In theatre

Last Friday (23 March), Kindred Spirit took a gamble.

Or rather, I should really say the gamble was taken several weeks earlier, when we took a booking at the theatre space in Twickenham’s still quite new Exchange arts / education / community space. It was the first time they had booked a local live band; there was no promoter as such and we were doing it as the only act on the bill, so we knew it was largely down to us to bring a crowd; it is a seated venue as well as being only a few months old and so perhaps not the natural setting for a rock band, certainly not somewhere anyone will wander to by chance.

I think it’s safe to say the gamble paid off. Thanks largely to Elaine and family’s sterling efforts online, in person and through the older-fashioned method of posting something like 1500 flyers through letterboxes (though it should be noted I actually had friends at this gig – a rare high point! Thanks Aga and fiancé for making the trek out to Twickenham), we had enough of a crowd to make the 300 ranked seats feel adequately filled, to comfortably exceed the tipping point from what we had asked the venue to underwrite as a fee to where splitting the ticket take made us both more money anyway, and for venue staff to say it was the best-attended show they’d yet had.
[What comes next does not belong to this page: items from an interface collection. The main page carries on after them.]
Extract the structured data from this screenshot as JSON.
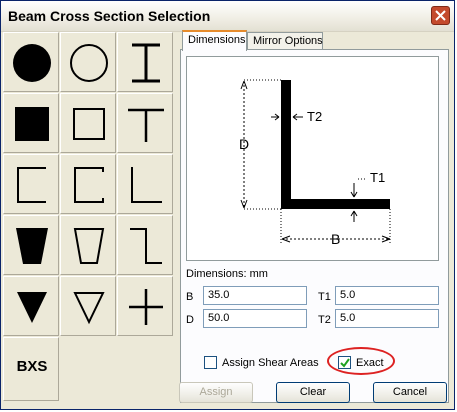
{
  "window": {
    "title": "Beam Cross Section Selection"
  },
  "shapes": [
    {
      "name": "solid-circle"
    },
    {
      "name": "hollow-circle"
    },
    {
      "name": "i-beam"
    },
    {
      "name": "solid-square"
    },
    {
      "name": "hollow-square"
    },
    {
      "name": "tee"
    },
    {
      "name": "channel"
    },
    {
      "name": "lipped-channel"
    },
    {
      "name": "angle"
    },
    {
      "name": "solid-trapezoid"
    },
    {
      "name": "hollow-trapezoid"
    },
    {
      "name": "z-section"
    },
    {
      "name": "solid-triangle"
    },
    {
      "name": "hollow-triangle"
    },
    {
      "name": "cross"
    }
  ],
  "bxs_label": "BXS",
  "tabs": [
    {
      "label": "Dimensions"
    },
    {
      "label": "Mirror Options"
    }
  ],
  "diagram": {
    "d_label": "D",
    "b_label": "B",
    "t1_label": "T1",
    "t2_label": "T2"
  },
  "dimensions": {
    "heading": "Dimensions: mm",
    "b_label": "B",
    "b_value": "35.0",
    "d_label": "D",
    "d_value": "50.0",
    "t1_label": "T1",
    "t1_value": "5.0",
    "t2_label": "T2",
    "t2_value": "5.0"
  },
  "options": {
    "assign_shear_label": "Assign Shear Areas",
    "assign_shear_checked": false,
    "exact_label": "Exact",
    "exact_checked": true
  },
  "buttons": {
    "assign": "Assign",
    "clear": "Clear",
    "cancel": "Cancel"
  },
  "colors": {
    "highlight_ellipse": "#dd2222",
    "tab_accent": "#e68b2c"
  }
}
It was an audience with a lot of friends in the band too, of course. This meant an attentive response and an appreciative one, even if inevitable seated audiences are a little less rock-n-roll than ones stood on the floor and so at liberty to dance whenever they feel so inclined. As you can see above, we made use of the opportunity to have some fairly spectacular projected backdrops, particularly this one for (of course) ‘Dragonfire’:

And just because the audience were sat down and I couldn’t jump off the stage (it’s a studio theatre-type layout with the audience ranked upwards back from a level-fronted stage space) didn’t mean I was compromising the energy and irreverence now expected to surface during my rock band performances; I’m pretty sure this is from either ‘The Hunger’ in the first half or ‘Feed the Fire’ in the second:

Not only did this gig constitute, as mentioned above, a rare instance of a music colleague / friend showing up to see me doing something different from where she (on this occasion) first met me – and saying some very gratifying things about my performance and the band’s work as a whole! – it also produced my nearest experience yet to being famous, when on Sunday afternoon I was walking pretty much past the venue (it’s between home and the centre of Twickenham!) and was congratulated on the gig by a passing woman I completely did not recognise (in fairness, theatre lights in our eyes meant we couldn’t really see anything of the crowd beyond the front row … ). I guess the next step is intrusive photography and viral rumours about my personal life!